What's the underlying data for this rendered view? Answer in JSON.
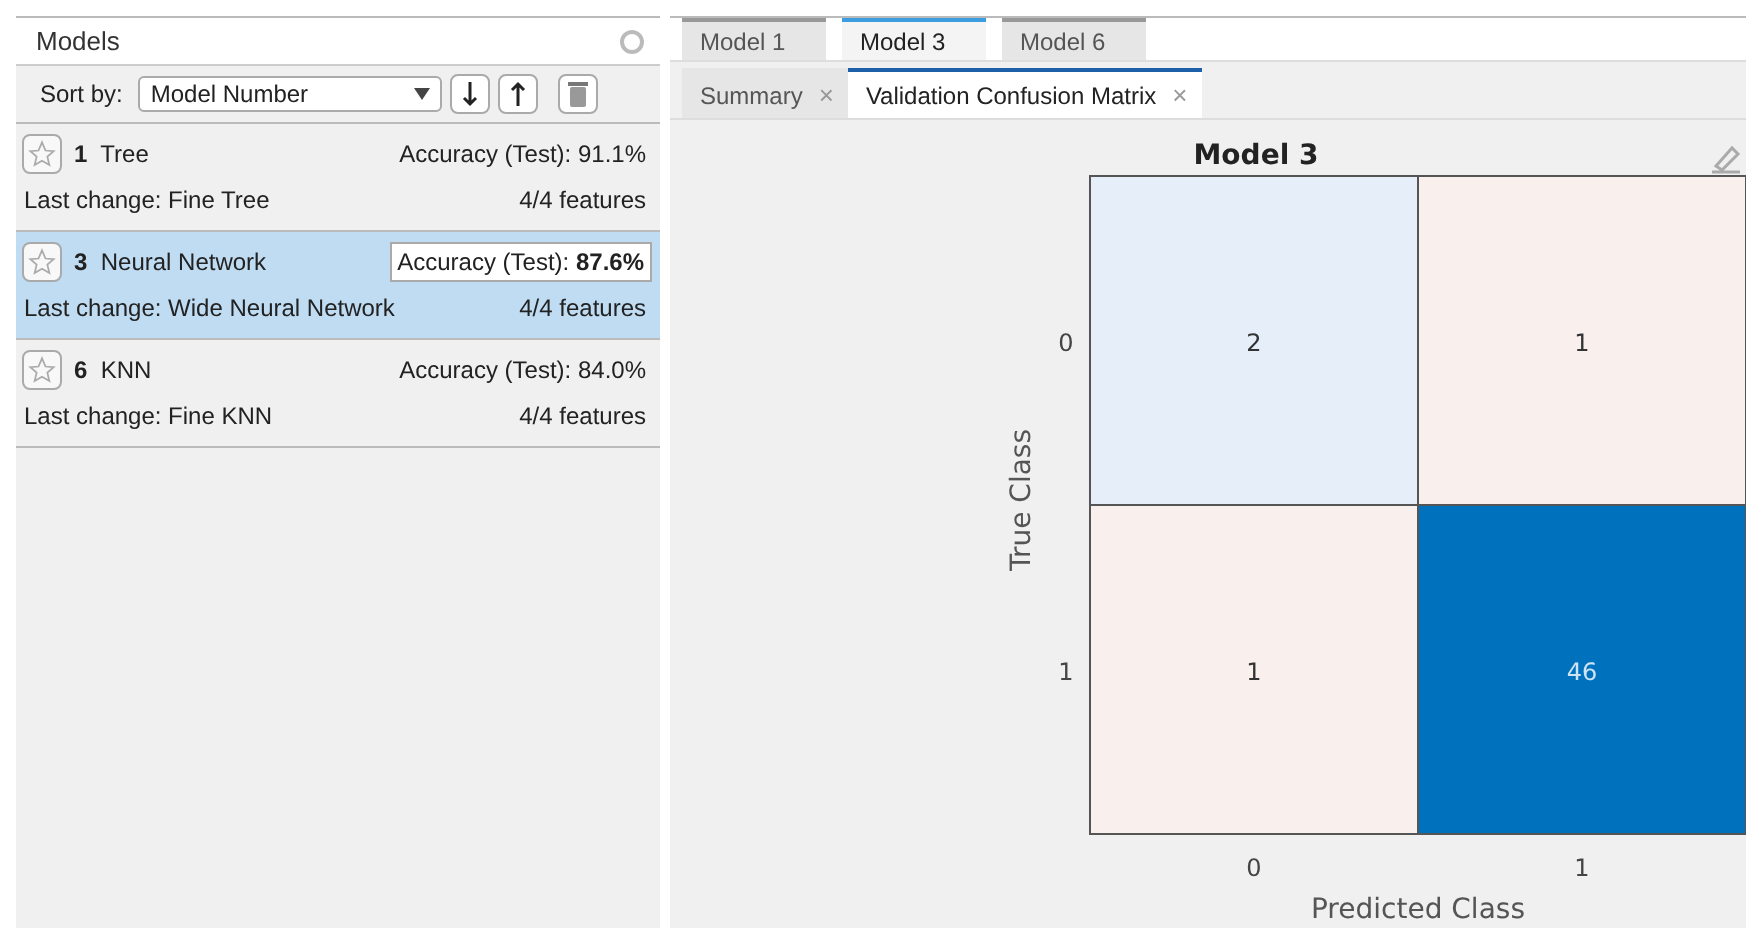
{
  "panel": {
    "title": "Models"
  },
  "sort": {
    "label": "Sort by:",
    "value": "Model Number"
  },
  "models": [
    {
      "number": "1",
      "name": "Tree",
      "accuracy_label": "Accuracy (Test):",
      "accuracy": "91.1%",
      "last_change": "Last change: Fine Tree",
      "features": "4/4 features",
      "selected": false,
      "starred": false
    },
    {
      "number": "3",
      "name": "Neural Network",
      "accuracy_label": "Accuracy (Test):",
      "accuracy": "87.6%",
      "last_change": "Last change: Wide Neural Network",
      "features": "4/4 features",
      "selected": true,
      "starred": false
    },
    {
      "number": "6",
      "name": "KNN",
      "accuracy_label": "Accuracy (Test):",
      "accuracy": "84.0%",
      "last_change": "Last change: Fine KNN",
      "features": "4/4 features",
      "selected": false,
      "starred": false
    }
  ],
  "model_tabs": [
    {
      "label": "Model 1",
      "selected": false
    },
    {
      "label": "Model 3",
      "selected": true
    },
    {
      "label": "Model 6",
      "selected": false
    }
  ],
  "view_tabs": [
    {
      "label": "Summary",
      "selected": false,
      "close": "×"
    },
    {
      "label": "Validation Confusion Matrix",
      "selected": true,
      "close": "×"
    }
  ],
  "plot": {
    "title": "Model 3",
    "ylabel": "True Class",
    "xlabel": "Predicted Class",
    "row_labels": [
      "0",
      "1"
    ],
    "column_labels": [
      "0",
      "1"
    ],
    "cells": [
      [
        {
          "value": "2",
          "color": "#e6eff9"
        },
        {
          "value": "1",
          "color": "#f9f0ee"
        }
      ],
      [
        {
          "value": "1",
          "color": "#f9f0ee"
        },
        {
          "value": "46",
          "color": "#0072bd"
        }
      ]
    ]
  }
}
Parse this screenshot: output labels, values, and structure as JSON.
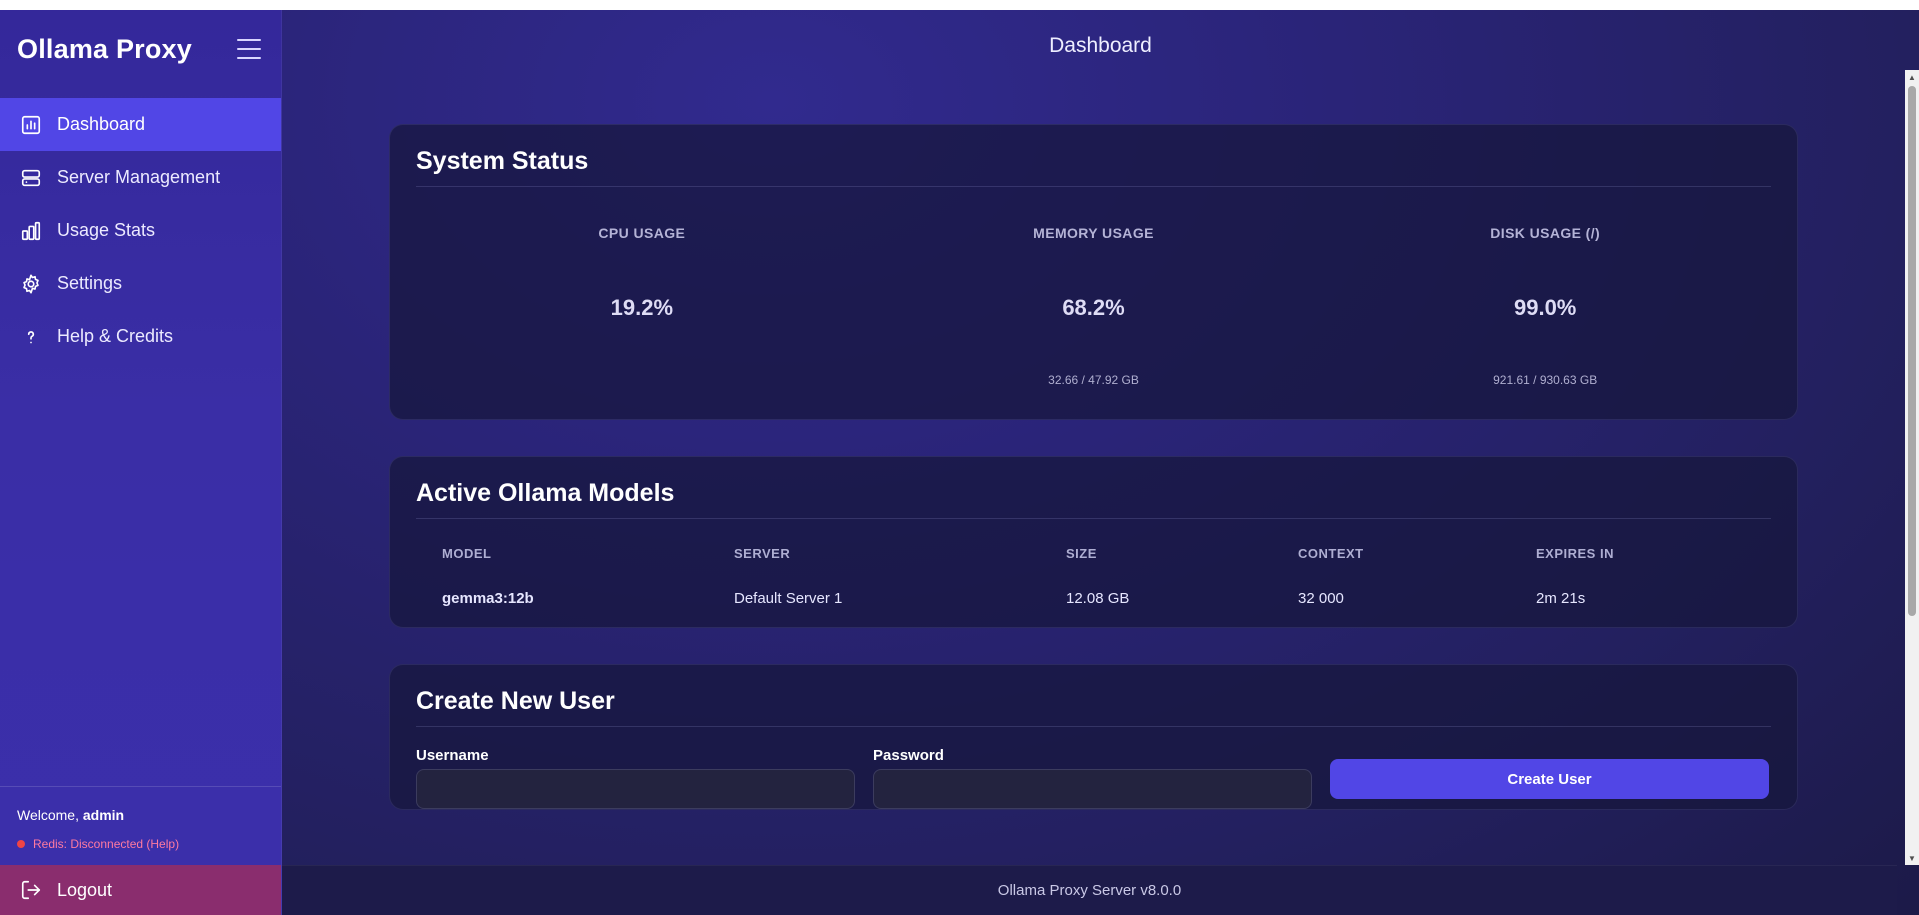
{
  "sidebar": {
    "brand": "Ollama Proxy",
    "menu_icon": "hamburger-icon",
    "items": [
      {
        "label": "Dashboard",
        "icon": "dashboard-icon",
        "active": true
      },
      {
        "label": "Server Management",
        "icon": "server-icon",
        "active": false
      },
      {
        "label": "Usage Stats",
        "icon": "bar-chart-icon",
        "active": false
      },
      {
        "label": "Settings",
        "icon": "gear-icon",
        "active": false
      },
      {
        "label": "Help & Credits",
        "icon": "help-icon",
        "active": false
      }
    ],
    "welcome_prefix": "Welcome,",
    "username": "admin",
    "redis_status": "Redis: Disconnected (Help)",
    "logout_label": "Logout"
  },
  "header": {
    "title": "Dashboard"
  },
  "system_status": {
    "title": "System Status",
    "stats": [
      {
        "label": "CPU USAGE",
        "value": "19.2%",
        "sub": ""
      },
      {
        "label": "MEMORY USAGE",
        "value": "68.2%",
        "sub": "32.66 / 47.92 GB"
      },
      {
        "label": "DISK USAGE (/)",
        "value": "99.0%",
        "sub": "921.61 / 930.63 GB"
      }
    ]
  },
  "models": {
    "title": "Active Ollama Models",
    "columns": [
      "MODEL",
      "SERVER",
      "SIZE",
      "CONTEXT",
      "EXPIRES IN"
    ],
    "rows": [
      [
        "gemma3:12b",
        "Default Server 1",
        "12.08 GB",
        "32 000",
        "2m 21s"
      ]
    ]
  },
  "create_user": {
    "title": "Create New User",
    "username_label": "Username",
    "password_label": "Password",
    "username_value": "",
    "password_value": "",
    "button_label": "Create User"
  },
  "footer": {
    "text": "Ollama Proxy Server v8.0.0"
  },
  "colors": {
    "accent": "#5146e6",
    "sidebar": "#3a2ea6",
    "logout": "#8a2d6e",
    "redis_error": "#ef4444"
  }
}
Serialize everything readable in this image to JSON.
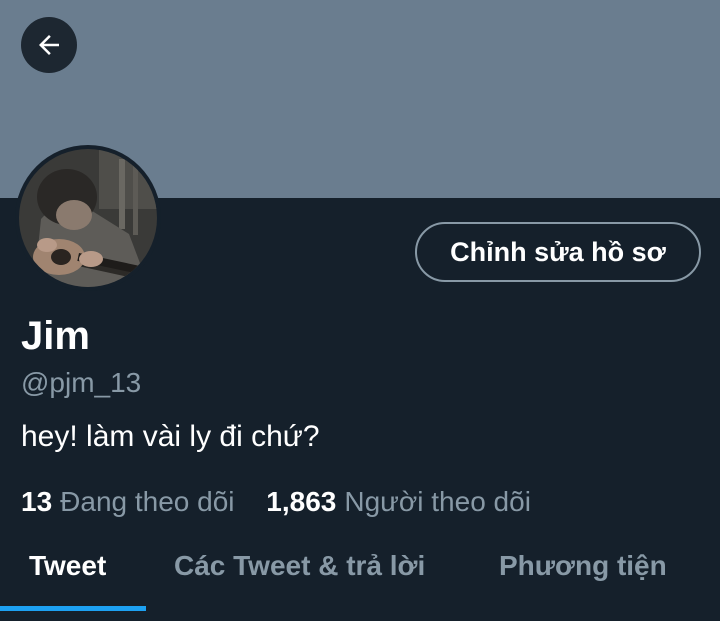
{
  "header": {
    "back_icon": "arrow-left-icon",
    "banner_color": "#6a7d8f"
  },
  "profile": {
    "avatar": "profile-photo-guitar",
    "edit_button_label": "Chỉnh sửa hồ sơ",
    "name": "Jim",
    "handle": "@pjm_13",
    "bio": "hey! làm vài ly đi chứ?"
  },
  "stats": {
    "following_count": "13",
    "following_label": "Đang theo dõi",
    "followers_count": "1,863",
    "followers_label": "Người theo dõi"
  },
  "tabs": [
    {
      "label": "Tweet",
      "active": true
    },
    {
      "label": "Các Tweet & trả lời",
      "active": false
    },
    {
      "label": "Phương tiện",
      "active": false
    }
  ],
  "colors": {
    "background": "#15202b",
    "accent": "#1da1f2",
    "secondary_text": "#8899a6"
  }
}
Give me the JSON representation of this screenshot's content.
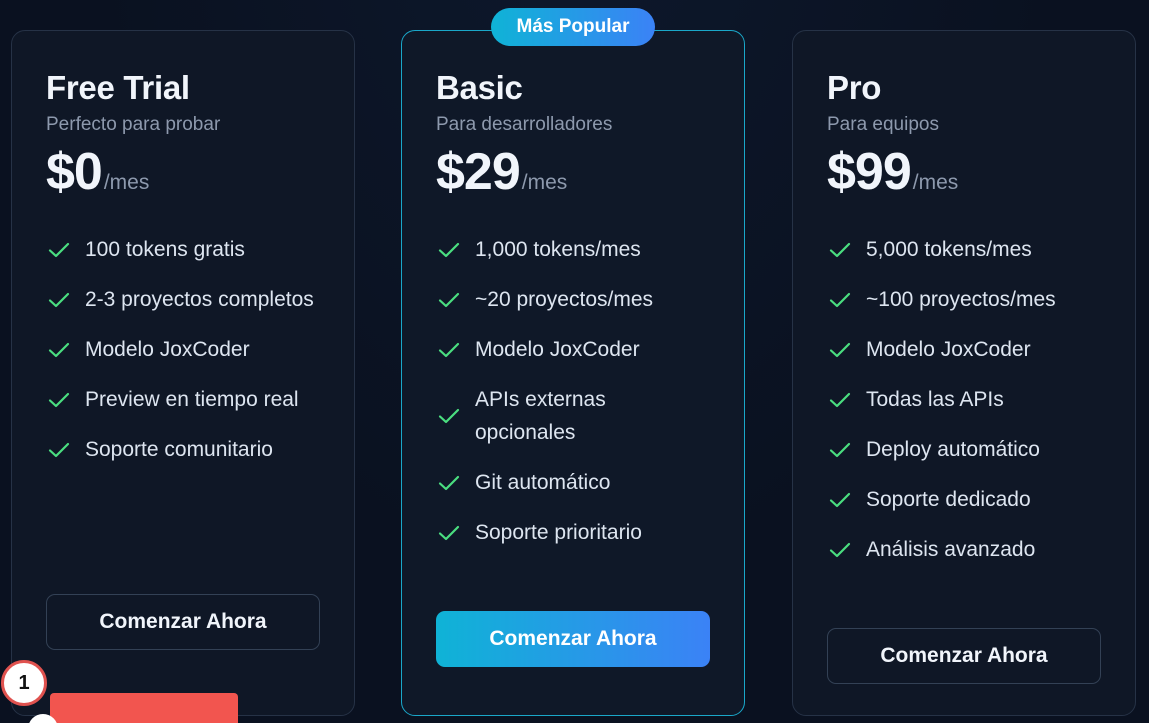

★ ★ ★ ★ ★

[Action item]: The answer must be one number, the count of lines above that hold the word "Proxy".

[The completed task]: 2